Remaining hydrated is another task you should not under estimate. The average person needs 48-64 ounces of water a day. Take in account the fact that you can’t drink 30 minutes before a meal and one hour after. If you’re eating 6 small meals a day, that’s 9 hours of no drinking. Most people get about 7 hours of sleep, so now you have 8 hours to get a days’ worth of liquids. You can’t chug them, therefore you will be sipping all day long.
Vitamins are key, and because you aren’t getting enough in your diet, you will have a strict regimen you must abide by or risk becoming malnourished. They include:
- · 2 chewable multivitamins
- · 2 chewable calcium
- · B12 vitamin sublingual lozenge or strip
- · Vitamin D
- · Iron supplements
For some people this is a large undertaking as iron pills often constipate you and some vitamins can upset your stomach.
These are just a few of the requirements so again, I urge you to do your research. Do not take your doctors word for it, this surgery is a business, a big business and represents a great deal of money. I recommend you ask people. Many people don’t ask; they feel a sort of shame because they are considering this surgery, DON”T! This is your life and you need to be well aware of any and all risks.
Not all Bad
I can’t write this article and expect it to have validity if I did not tell you of the benefits of weight-loss surgery because in many cases it does work. The benefits outweigh the risks by a mile. There is even research showing that gastric bypass can reverse the effects of ageing and diabetes and protect against heart disease and cancer. But so does weight-loss the old fashioned way, diet and exercise.

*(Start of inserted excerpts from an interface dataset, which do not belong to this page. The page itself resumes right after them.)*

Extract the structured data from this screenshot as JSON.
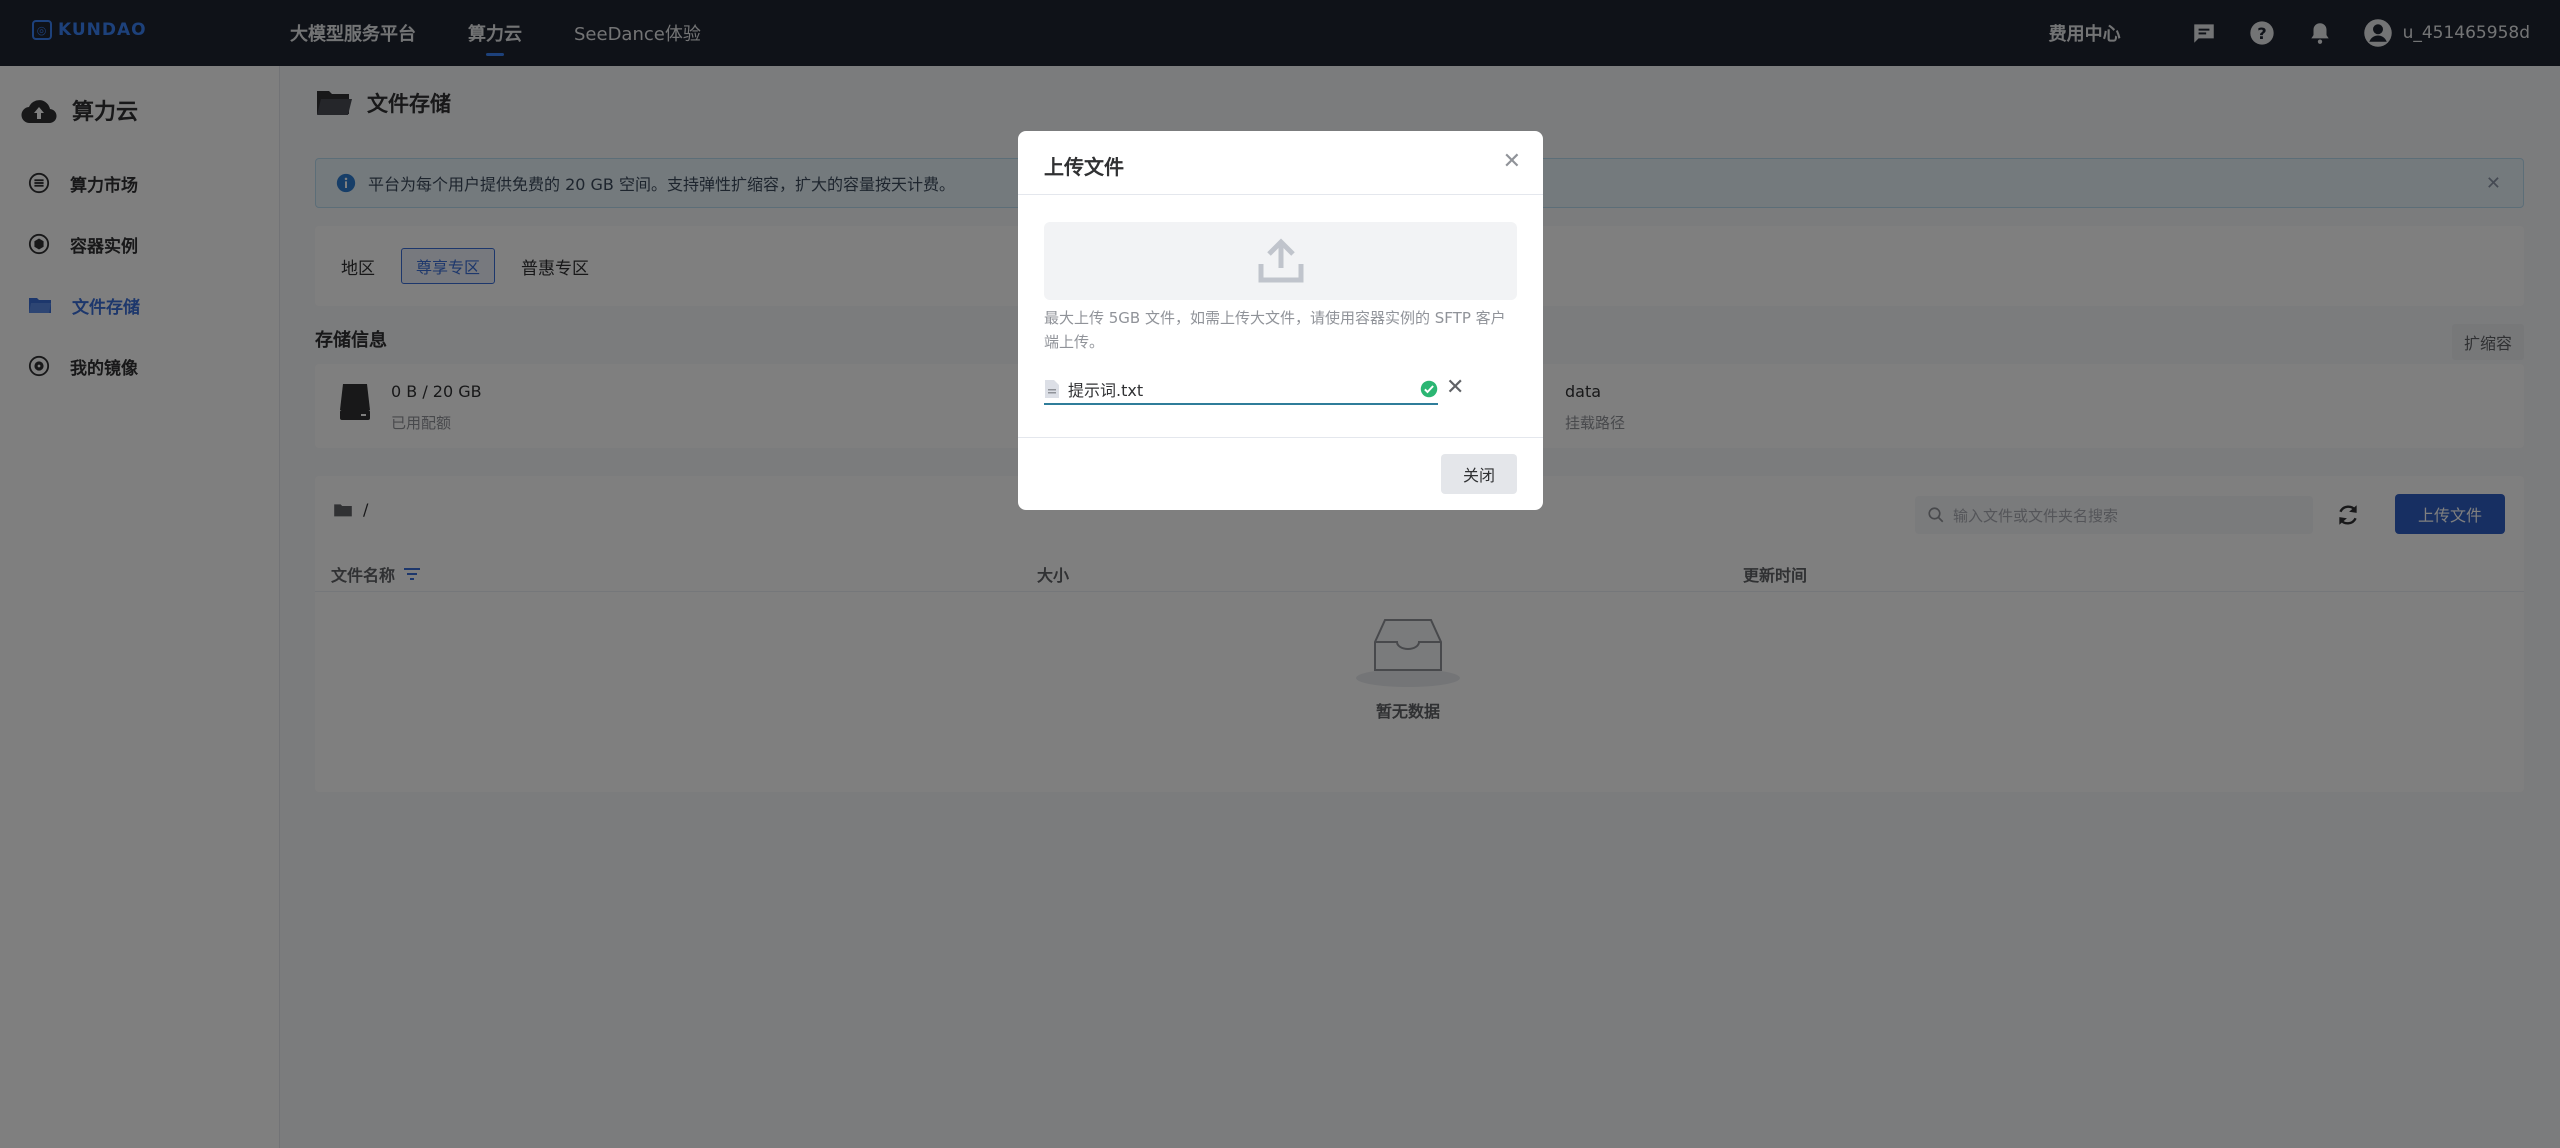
{
  "brand": {
    "logo_text": "KUNDAO"
  },
  "topnav": {
    "items": [
      {
        "label": "大模型服务平台"
      },
      {
        "label": "算力云"
      },
      {
        "label": "SeeDance体验"
      }
    ],
    "fee_center": "费用中心",
    "user_name": "u_451465958d"
  },
  "sidebar": {
    "title": "算力云",
    "items": [
      {
        "label": "算力市场"
      },
      {
        "label": "容器实例"
      },
      {
        "label": "文件存储"
      },
      {
        "label": "我的镜像"
      }
    ]
  },
  "main": {
    "page_title": "文件存储",
    "alert_text": "平台为每个用户提供免费的 20 GB 空间。支持弹性扩缩容，扩大的容量按天计费。",
    "region": {
      "label": "地区",
      "options": [
        "尊享专区",
        "普惠专区"
      ]
    },
    "storage_section": "存储信息",
    "expand_button": "扩缩容",
    "storage": {
      "value": "0 B / 20 GB",
      "value_label": "已用配额",
      "path_value": "data",
      "path_label": "挂载路径"
    },
    "files": {
      "path": "/",
      "search_placeholder": "输入文件或文件夹名搜索",
      "upload_button": "上传文件",
      "columns": [
        "文件名称",
        "大小",
        "更新时间"
      ],
      "empty_text": "暂无数据"
    }
  },
  "dialog": {
    "title": "上传文件",
    "tip": "最大上传 5GB 文件，如需上传大文件，请使用容器实例的 SFTP 客户端上传。",
    "file_name": "提示词.txt",
    "close_button": "关闭"
  },
  "colors": {
    "accent": "#2f5ec4",
    "topbar": "#1f2430",
    "success": "#2bb673"
  }
}
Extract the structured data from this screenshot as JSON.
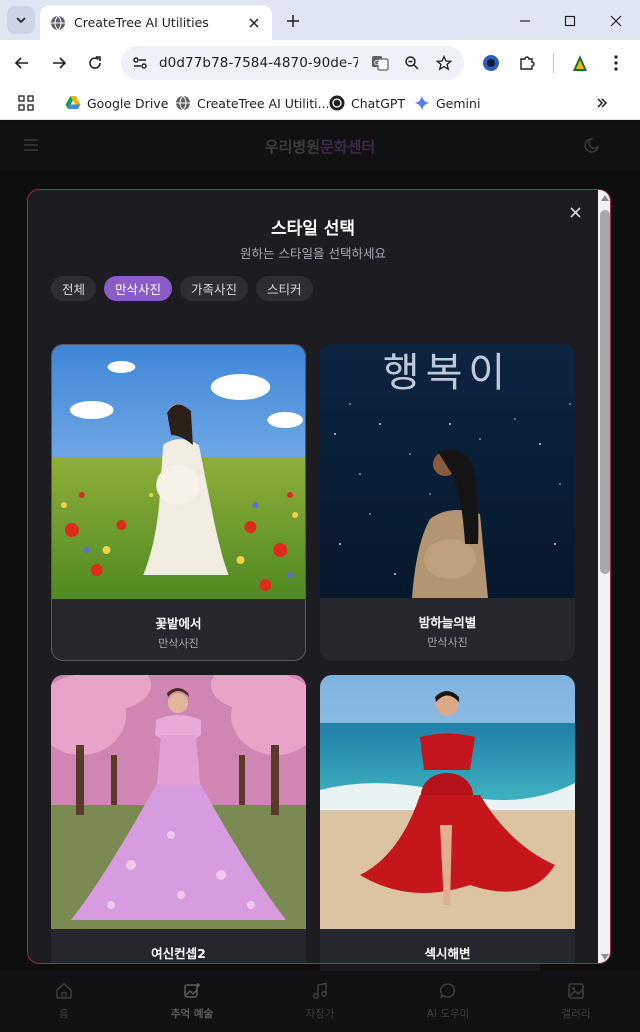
{
  "browser": {
    "tab_title": "CreateTree AI Utilities",
    "url": "d0d77b78-7584-4870-90de-7...",
    "bookmarks": [
      {
        "label": "Google Drive",
        "icon": "google-drive-icon"
      },
      {
        "label": "CreateTree AI Utiliti...",
        "icon": "globe-icon"
      },
      {
        "label": "ChatGPT",
        "icon": "chatgpt-icon"
      },
      {
        "label": "Gemini",
        "icon": "gemini-icon"
      }
    ]
  },
  "app": {
    "brand_main": "우리병원",
    "brand_accent": "문화센터"
  },
  "modal": {
    "title": "스타일 선택",
    "subtitle": "원하는 스타일을 선택하세요",
    "filters": [
      {
        "label": "전체",
        "active": false
      },
      {
        "label": "만삭사진",
        "active": true
      },
      {
        "label": "가족사진",
        "active": false
      },
      {
        "label": "스티커",
        "active": false
      }
    ],
    "cards": [
      {
        "title": "꽃밭에서",
        "category": "만삭사진",
        "image": "pregnant woman in white dress in flower meadow"
      },
      {
        "title": "밤하늘의별",
        "category": "만삭사진",
        "image": "pregnant woman under starry night sky",
        "overlay_text": "행복이"
      },
      {
        "title": "여신컨셉2",
        "category": "",
        "image": "woman in pink ball gown among cherry blossoms"
      },
      {
        "title": "섹시해변",
        "category": "",
        "image": "pregnant woman in red dress on beach"
      }
    ]
  },
  "bottom_nav": [
    {
      "label": "홈",
      "icon": "home-icon"
    },
    {
      "label": "추억 예술",
      "icon": "image-plus-icon",
      "active": true
    },
    {
      "label": "자장가",
      "icon": "music-icon"
    },
    {
      "label": "AI 도우미",
      "icon": "chat-bubble-icon"
    },
    {
      "label": "갤러리",
      "icon": "gallery-icon"
    }
  ],
  "colors": {
    "accent": "#8b5cc7",
    "modal_border": "#9c2a48",
    "modal_bg": "#1c1c21"
  }
}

I will end with this; my wife is suffering right now. She is laying in a bed at VCU hoping they can find answers, hoping they can find a way to stop the pain and allow her to live a normal life. We have heard the words, “fatal condition” several times, however she continues to fight. She has lost almost 90 pounds since May, for that she is grateful. Her blood pressure is normal and she hasn’t had a syncope issue in months, so the results were positive, but the cost has been unbearable.